** Opening DATASET block **

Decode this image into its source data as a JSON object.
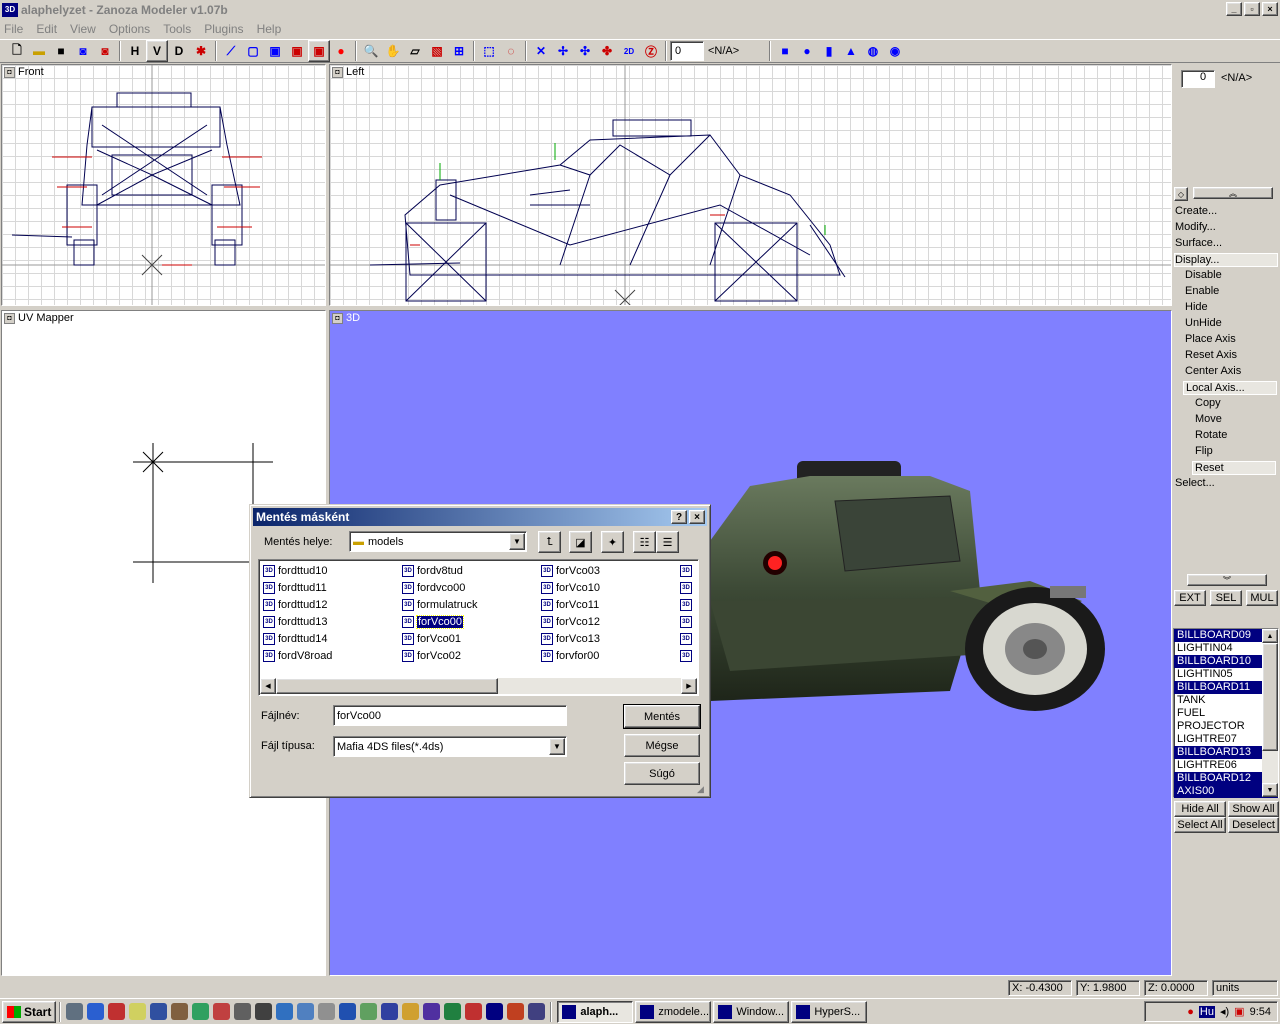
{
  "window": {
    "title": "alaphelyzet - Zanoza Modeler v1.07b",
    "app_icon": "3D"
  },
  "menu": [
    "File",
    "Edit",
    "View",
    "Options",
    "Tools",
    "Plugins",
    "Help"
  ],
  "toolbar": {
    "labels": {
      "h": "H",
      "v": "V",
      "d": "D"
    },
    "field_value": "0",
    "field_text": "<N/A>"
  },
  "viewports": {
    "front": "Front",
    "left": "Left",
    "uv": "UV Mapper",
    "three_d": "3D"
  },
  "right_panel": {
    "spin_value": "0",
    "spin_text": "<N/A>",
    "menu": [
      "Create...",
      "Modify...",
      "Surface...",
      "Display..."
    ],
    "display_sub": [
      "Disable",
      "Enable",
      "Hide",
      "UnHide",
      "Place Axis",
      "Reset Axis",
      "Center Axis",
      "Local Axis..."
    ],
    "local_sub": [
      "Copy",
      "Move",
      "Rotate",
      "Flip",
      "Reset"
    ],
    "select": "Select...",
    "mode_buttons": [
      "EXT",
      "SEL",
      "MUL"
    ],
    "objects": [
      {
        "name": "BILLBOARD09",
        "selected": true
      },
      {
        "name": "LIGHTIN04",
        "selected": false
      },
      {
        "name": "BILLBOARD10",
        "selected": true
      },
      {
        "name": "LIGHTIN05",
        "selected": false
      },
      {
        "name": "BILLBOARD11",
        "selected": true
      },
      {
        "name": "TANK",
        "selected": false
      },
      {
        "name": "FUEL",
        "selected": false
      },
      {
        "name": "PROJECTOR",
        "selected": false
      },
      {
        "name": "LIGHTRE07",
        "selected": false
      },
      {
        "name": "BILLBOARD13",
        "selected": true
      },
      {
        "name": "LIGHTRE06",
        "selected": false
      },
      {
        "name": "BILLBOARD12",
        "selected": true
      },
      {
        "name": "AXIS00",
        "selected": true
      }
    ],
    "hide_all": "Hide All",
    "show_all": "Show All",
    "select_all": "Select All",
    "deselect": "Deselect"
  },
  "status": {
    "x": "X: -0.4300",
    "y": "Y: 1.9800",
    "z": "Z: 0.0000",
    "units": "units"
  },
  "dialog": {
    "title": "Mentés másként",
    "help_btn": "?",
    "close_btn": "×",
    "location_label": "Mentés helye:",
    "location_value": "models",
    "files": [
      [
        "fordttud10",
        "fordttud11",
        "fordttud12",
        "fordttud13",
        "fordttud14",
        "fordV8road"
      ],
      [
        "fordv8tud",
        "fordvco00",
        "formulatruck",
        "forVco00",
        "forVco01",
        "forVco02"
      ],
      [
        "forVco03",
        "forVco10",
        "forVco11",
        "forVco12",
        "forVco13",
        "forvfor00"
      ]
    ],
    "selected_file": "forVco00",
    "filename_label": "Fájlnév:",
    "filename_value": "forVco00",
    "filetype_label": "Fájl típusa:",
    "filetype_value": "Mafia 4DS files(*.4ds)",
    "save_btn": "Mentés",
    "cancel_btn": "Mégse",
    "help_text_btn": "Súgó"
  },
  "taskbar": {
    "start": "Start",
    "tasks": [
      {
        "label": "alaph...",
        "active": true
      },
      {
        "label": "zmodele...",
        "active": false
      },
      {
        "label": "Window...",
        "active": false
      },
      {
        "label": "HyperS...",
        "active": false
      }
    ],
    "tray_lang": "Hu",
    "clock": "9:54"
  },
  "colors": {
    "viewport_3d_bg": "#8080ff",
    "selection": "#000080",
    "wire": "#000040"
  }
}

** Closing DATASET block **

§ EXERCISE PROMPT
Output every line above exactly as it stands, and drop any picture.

§ TASK RESPONSE
Decode this image into its source data as a JSON object.
{
  "window": {
    "title": "alaphelyzet - Zanoza Modeler v1.07b",
    "app_icon": "3D"
  },
  "menu": [
    "File",
    "Edit",
    "View",
    "Options",
    "Tools",
    "Plugins",
    "Help"
  ],
  "toolbar": {
    "labels": {
      "h": "H",
      "v": "V",
      "d": "D"
    },
    "field_value": "0",
    "field_text": "<N/A>"
  },
  "viewports": {
    "front": "Front",
    "left": "Left",
    "uv": "UV Mapper",
    "three_d": "3D"
  },
  "right_panel": {
    "spin_value": "0",
    "spin_text": "<N/A>",
    "menu": [
      "Create...",
      "Modify...",
      "Surface...",
      "Display..."
    ],
    "display_sub": [
      "Disable",
      "Enable",
      "Hide",
      "UnHide",
      "Place Axis",
      "Reset Axis",
      "Center Axis",
      "Local Axis..."
    ],
    "local_sub": [
      "Copy",
      "Move",
      "Rotate",
      "Flip",
      "Reset"
    ],
    "select": "Select...",
    "mode_buttons": [
      "EXT",
      "SEL",
      "MUL"
    ],
    "objects": [
      {
        "name": "BILLBOARD09",
        "selected": true
      },
      {
        "name": "LIGHTIN04",
        "selected": false
      },
      {
        "name": "BILLBOARD10",
        "selected": true
      },
      {
        "name": "LIGHTIN05",
        "selected": false
      },
      {
        "name": "BILLBOARD11",
        "selected": true
      },
      {
        "name": "TANK",
        "selected": false
      },
      {
        "name": "FUEL",
        "selected": false
      },
      {
        "name": "PROJECTOR",
        "selected": false
      },
      {
        "name": "LIGHTRE07",
        "selected": false
      },
      {
        "name": "BILLBOARD13",
        "selected": true
      },
      {
        "name": "LIGHTRE06",
        "selected": false
      },
      {
        "name": "BILLBOARD12",
        "selected": true
      },
      {
        "name": "AXIS00",
        "selected": true
      }
    ],
    "hide_all": "Hide All",
    "show_all": "Show All",
    "select_all": "Select All",
    "deselect": "Deselect"
  },
  "status": {
    "x": "X: -0.4300",
    "y": "Y: 1.9800",
    "z": "Z: 0.0000",
    "units": "units"
  },
  "dialog": {
    "title": "Mentés másként",
    "help_btn": "?",
    "close_btn": "×",
    "location_label": "Mentés helye:",
    "location_value": "models",
    "files": [
      [
        "fordttud10",
        "fordttud11",
        "fordttud12",
        "fordttud13",
        "fordttud14",
        "fordV8road"
      ],
      [
        "fordv8tud",
        "fordvco00",
        "formulatruck",
        "forVco00",
        "forVco01",
        "forVco02"
      ],
      [
        "forVco03",
        "forVco10",
        "forVco11",
        "forVco12",
        "forVco13",
        "forvfor00"
      ]
    ],
    "selected_file": "forVco00",
    "filename_label": "Fájlnév:",
    "filename_value": "forVco00",
    "filetype_label": "Fájl típusa:",
    "filetype_value": "Mafia 4DS files(*.4ds)",
    "save_btn": "Mentés",
    "cancel_btn": "Mégse",
    "help_text_btn": "Súgó"
  },
  "taskbar": {
    "start": "Start",
    "tasks": [
      {
        "label": "alaph...",
        "active": true
      },
      {
        "label": "zmodele...",
        "active": false
      },
      {
        "label": "Window...",
        "active": false
      },
      {
        "label": "HyperS...",
        "active": false
      }
    ],
    "tray_lang": "Hu",
    "clock": "9:54"
  },
  "colors": {
    "viewport_3d_bg": "#8080ff",
    "selection": "#000080",
    "wire": "#000040"
  }
}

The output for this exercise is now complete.